Bit weird, don’t you think Kels? Do you feel maybe a hint of suspicion? A glimmer of doubt?
So Kelsey travels to India; and this is where we are treated to the extent of author Colleen Houck’s research capabilities. I’ll give her credit: she clearly spent some time researching Indian culture and mythology (and shoving a shit ton of it into the book, trying once again to show how clever she is and also beefing up the book considerably). That’s all well and good, but for all the time you spent on your India research it kind of falls flat when you don’t know that Muslims are not called “Islamics”. Do you know where else you lose points? By having half the Indian characters we meet know only very basic English, despite the fact that most Indian people can speak English very well indeed. Not only that, but if your character speaks in incredibly annoying broken English using sentences like “Watch Phet. Follow. You Try.” but then follows up with sentences like “Compose yourself and we converse“, I’m left wondering what the hell you were thinking.
Again, Colleen Houck has never met a foreigner. And that’s probably a good thing as I’m not confident she would treat them very well.

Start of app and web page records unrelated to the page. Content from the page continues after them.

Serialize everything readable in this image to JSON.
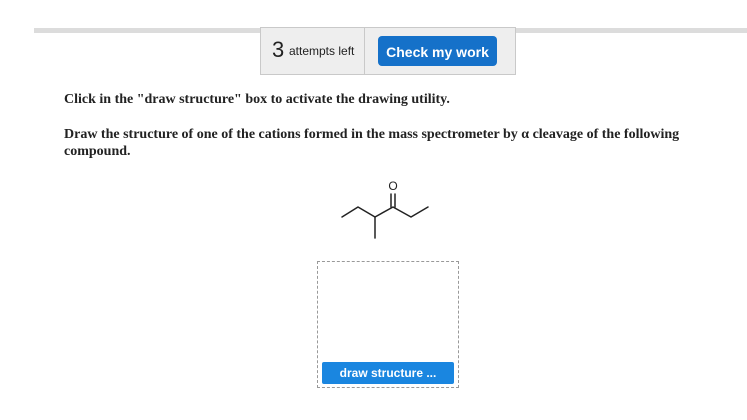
{
  "attempts": {
    "count": "3",
    "label": "attempts left"
  },
  "check_button": {
    "label": "Check my work"
  },
  "instruction": "Click in the \"draw structure\" box to activate the drawing utility.",
  "question": "Draw the structure of one of the cations formed in the mass spectrometer by α cleavage of the following compound.",
  "molecule": {
    "oxygen_label": "O"
  },
  "draw_area": {
    "button_label": "draw structure ..."
  },
  "colors": {
    "primary_button": "#1571c9",
    "draw_button": "#1a86e0",
    "panel_bg": "#eeeeee"
  }
}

Once in India, it is soon revealed then tiger Ren is actually a 300-year-old Indian prince who has been cursed into eternal tiger form, except for some reason he can change back occasionally during the day. But only when Kelsey is around. Because the idiotic white teenager from the great old US of A turns out to be the Chosen One. Great.
Remarkably, Kelsey gets on board with the whole my-pet-tiger-is-a-sexy-prince thing quite quickly, and I did too, but what I continued to have trouble with was the fact that Ren keeps his clothes when he transforms. Now Colleen Houck, this would be fine if you explained WHY. It doesn’t have to be an excellent explaination, but you could have at least tried to come up with some sort of reason beyond “my book must remain PG-13”. Kelsey and Ren actually have a short discussion about the fact that Ren keeps his pristine white clothes on when he changes back into a human. Neither of them felt the need to voice the fact that it was quite unusual. Did Kelsey ask him why? Nope, because Colleen Houck does whatever the fuck she wants.

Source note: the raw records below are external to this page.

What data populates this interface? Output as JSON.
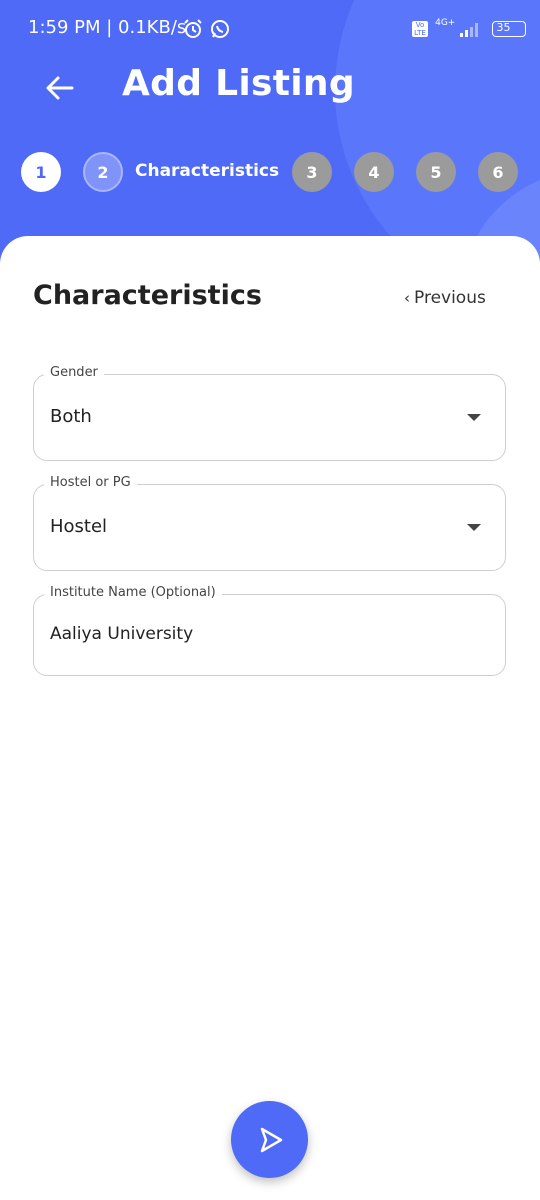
{
  "status_bar": {
    "time_speed": "1:59 PM | 0.1KB/s",
    "network": "4G+",
    "volte": "Vo LTE",
    "battery": "35"
  },
  "header": {
    "title": "Add Listing"
  },
  "stepper": {
    "steps": [
      "1",
      "2",
      "3",
      "4",
      "5",
      "6"
    ],
    "active_label": "Characteristics"
  },
  "section": {
    "title": "Characteristics",
    "previous_label": "Previous"
  },
  "fields": {
    "gender": {
      "label": "Gender",
      "value": "Both"
    },
    "hostel_or_pg": {
      "label": "Hostel or PG",
      "value": "Hostel"
    },
    "institute": {
      "label": "Institute Name (Optional)",
      "value": "Aaliya University"
    }
  },
  "colors": {
    "primary": "#4e6af6",
    "step_inactive": "#9b9b9b"
  },
  "icons": {
    "back": "arrow-left-icon",
    "next": "play-outline-icon",
    "alarm": "alarm-icon",
    "whatsapp": "whatsapp-icon"
  }
}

To cut a very long story short, Kelsey and Ren have to travel across India undertaking quests from an actual Goddess in order to break Ren’s curse. Along the way there’s a whole bunch of boring prose, Colleen Houck choosing not to embrace the show-not-tell philosophy (to her detriment) and oh hey, a love triangle.
I speed-read for about the last half of the book, so I can’t really comment on a lot of it. In fact the only reason I didn’t give up on the book was to see if we would ever get any explanation about the clothes issue! Still haven’t found it, and I don’t fancy wading through another four books. Do I believe Colleen Houck was able to dream up an explanation? What do you think?